As Skechers’ quality is on par with premium brands and its pricing strategy targets the mass market, there is a compelling case to be made for Skechers capturing significant market share over time. For reference, Skechers is expected to generate $9 billion of sales in 2024 compared to $54 billion for Nike and $25 billion for Adidas.
Skechers’ KISS strategy is well aligned with the dynamics and opportunities available in the footwear industry. If Skechers comes close to analyst estimates through mid decade, trading at 11x the consensus earnings estimate for 2025, there is significant upside return potential given Skechers’ 5-year average PE of 22x. Furthermore, Nike’s and Deckers’ valuations of 29x and 25x current year earnings estimates suggest there is significant valuation expansion potential for Skechers trading at 16x estimated earnings.
Technically speaking, all-time highs after a lengthy consolidation phase is as bullish as it gets, using an intermediate to longer-term lens.

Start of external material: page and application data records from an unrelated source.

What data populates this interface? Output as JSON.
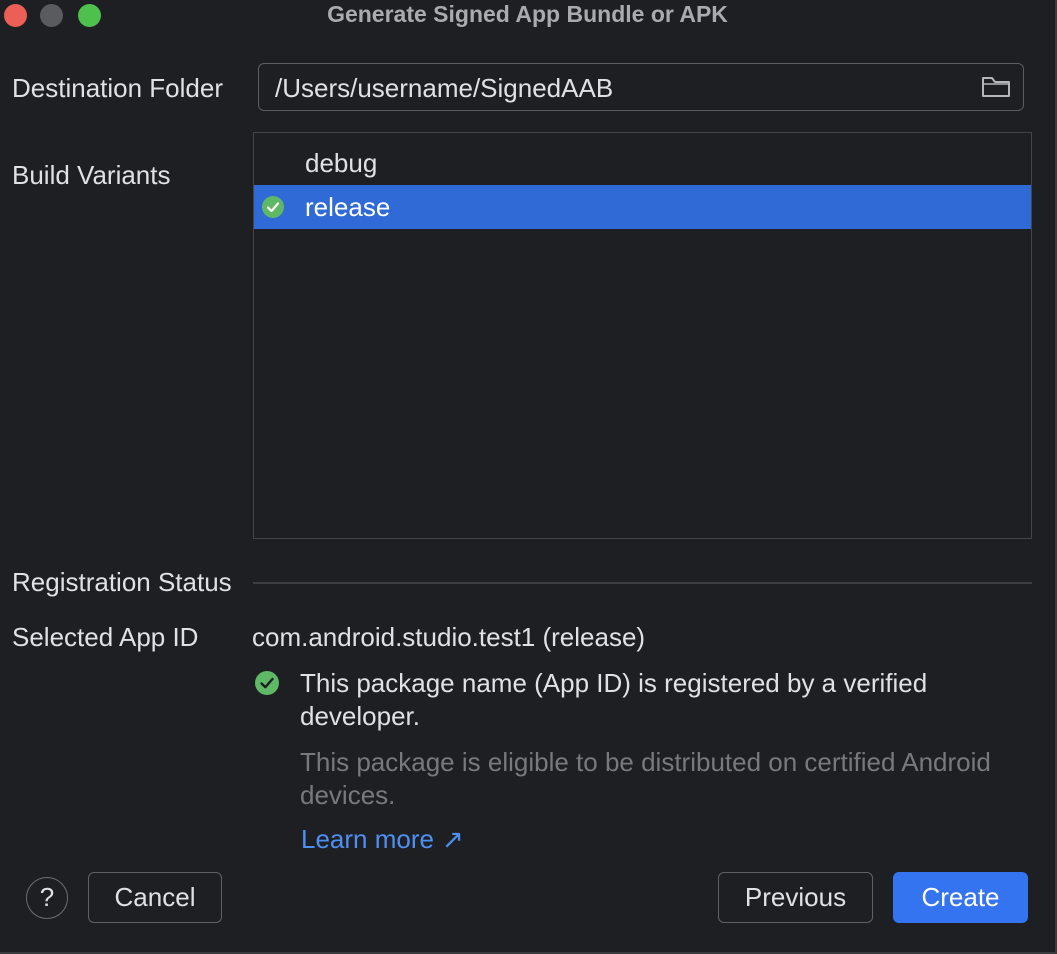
{
  "window": {
    "title": "Generate Signed App Bundle or APK"
  },
  "destination": {
    "label": "Destination Folder",
    "value": "/Users/username/SignedAAB",
    "icon": "folder-icon"
  },
  "build_variants": {
    "label": "Build Variants",
    "items": [
      {
        "label": "debug",
        "selected": false
      },
      {
        "label": "release",
        "selected": true
      }
    ]
  },
  "registration": {
    "section_label": "Registration Status",
    "app_id_label": "Selected App ID",
    "app_id_value": "com.android.studio.test1 (release)",
    "status_main": "This package name (App ID) is registered by a verified developer.",
    "status_sub": "This package is eligible to be distributed on certified Android devices.",
    "learn_more": "Learn more",
    "learn_more_arrow": "↗"
  },
  "footer": {
    "help": "?",
    "cancel": "Cancel",
    "previous": "Previous",
    "create": "Create"
  },
  "colors": {
    "background": "#1e1f22",
    "selection": "#2f6ad6",
    "primary_button": "#3574f0",
    "success": "#5fb865",
    "link": "#4e8ff4"
  }
}
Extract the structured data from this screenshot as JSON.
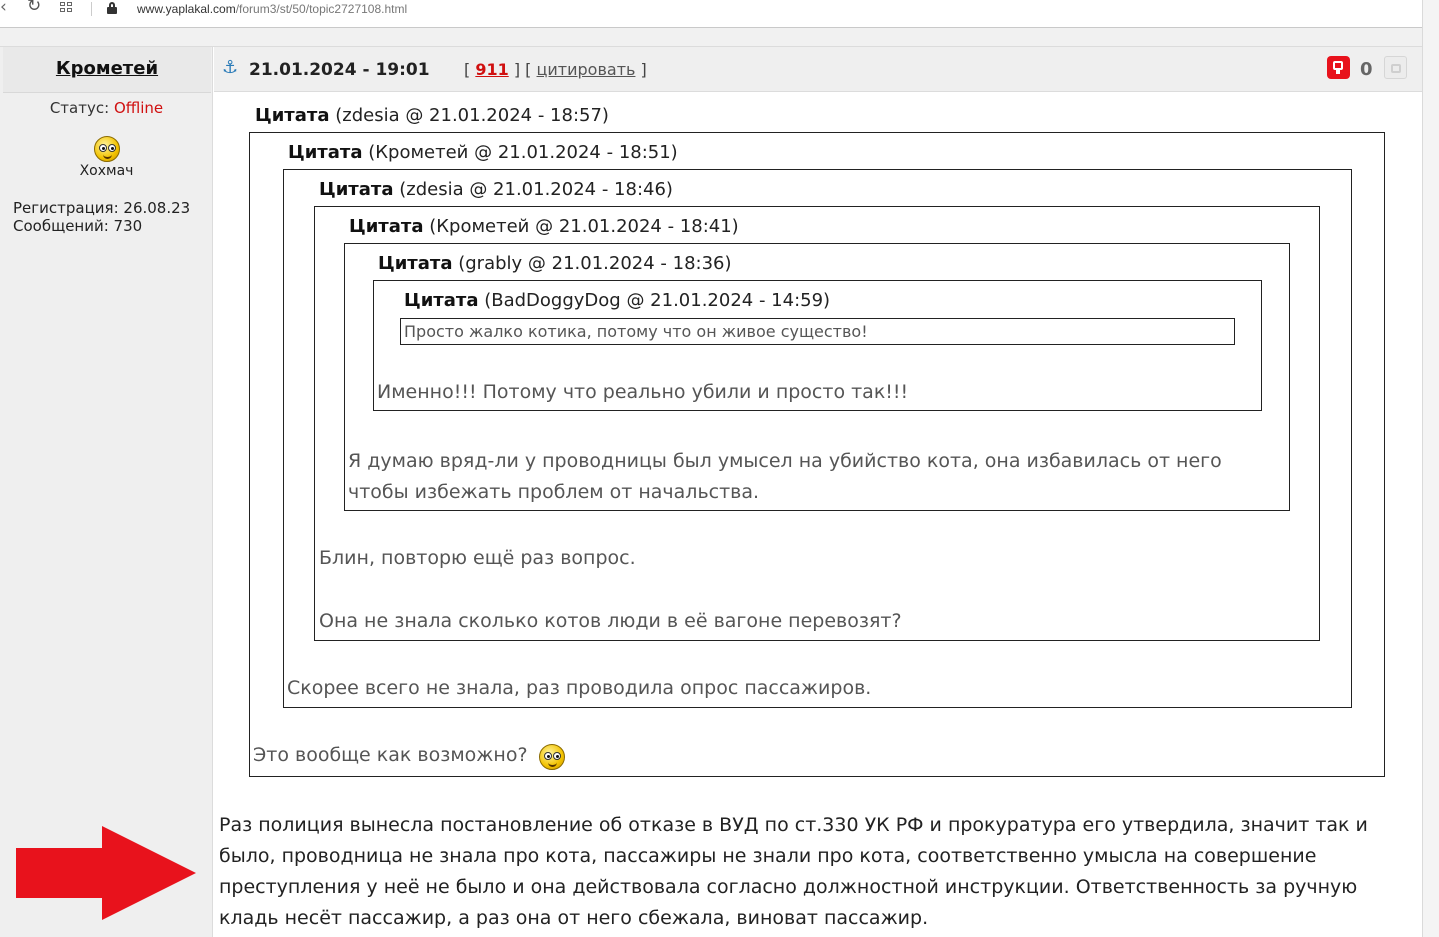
{
  "browser": {
    "url_host": "www.yaplakal.com",
    "url_path": "/forum3/st/50/topic2727108.html"
  },
  "user": {
    "name": "Крометей",
    "status_label": "Статус:",
    "status_value": "Offline",
    "rank": "Хохмач",
    "registration": "Регистрация: 26.08.23",
    "messages": "Сообщений: 730"
  },
  "post": {
    "date": "21.01.2024 - 19:01",
    "bracket_open": "[",
    "number": "911",
    "bracket_mid": "] [",
    "cite_label": "цитировать",
    "bracket_close": "]",
    "rating": "0"
  },
  "quotes": [
    {
      "label": "Цитата",
      "meta": "(zdesia @ 21.01.2024 - 18:57)"
    },
    {
      "label": "Цитата",
      "meta": "(Крометей @ 21.01.2024 - 18:51)"
    },
    {
      "label": "Цитата",
      "meta": "(zdesia @ 21.01.2024 - 18:46)"
    },
    {
      "label": "Цитата",
      "meta": "(Крометей @ 21.01.2024 - 18:41)"
    },
    {
      "label": "Цитата",
      "meta": "(grably @ 21.01.2024 - 18:36)"
    },
    {
      "label": "Цитата",
      "meta": "(BadDoggyDog @ 21.01.2024 - 14:59)"
    }
  ],
  "quote_texts": {
    "q6": "Просто жалко котика, потому что он живое существо!",
    "q5": "Именно!!! Потому что реально убили и просто так!!!",
    "q4_line1": "Я думаю вряд-ли у проводницы был умысел на убийство кота, она избавилась от него",
    "q4_line2": "чтобы избежать проблем от начальства.",
    "q3_line1": "Блин, повторю ещё раз вопрос.",
    "q3_line2": "Она не знала сколько котов люди в её вагоне перевозят?",
    "q2": "Скорее всего не знала, раз проводила опрос пассажиров.",
    "q1": "Это вообще как возможно?"
  },
  "main_text": "Раз полиция вынесла постановление об отказе в ВУД по ст.330 УК РФ и прокуратура его утвердила, значит так и было, проводница не знала про кота, пассажиры не знали про кота, соответственно умысла на совершение преступления у неё не было и она действовала согласно должностной инструкции. Ответственность за ручную кладь несёт пассажир, а раз она от него сбежала, виноват пассажир.",
  "colors": {
    "offline": "#d01010",
    "post_number": "#d01010",
    "rate_down": "#e8121c",
    "arrow": "#e8121c",
    "anchor": "#2a7bb8"
  },
  "icons": [
    "back-icon",
    "reload-icon",
    "tabs-grid-icon",
    "lock-icon",
    "anchor-icon",
    "rate-down-icon",
    "rate-up-icon",
    "smiley-icon",
    "arrow-pointer"
  ]
}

This describes the technical backdrop for Skechers as can be seen in the following 20-year monthly chart. The shares are attempting to sustain a breakout above the highs set in July of 2015.
The 5-year weekly chart below provides a closer look at more recent price action.
Skechers is in a well-established, if subdued, uptrend. The orange horizontal line represents the primary resistance at all-time highs while the green lines represent the primary support zone. A retest of the support zone would offer an ideal accumulation opportunity.
Looking intermediate to longer term, Skechers is a top opportunity in the footwear industry and larger consumer discretionary sector. As such, a retest of support would offer an ideal accumulation window. Longer term, Skechers has been and looks to remain a leading consumer growth stock and an asymmetric risk/reward opportunity, KISS.
Price as of this report: $51.11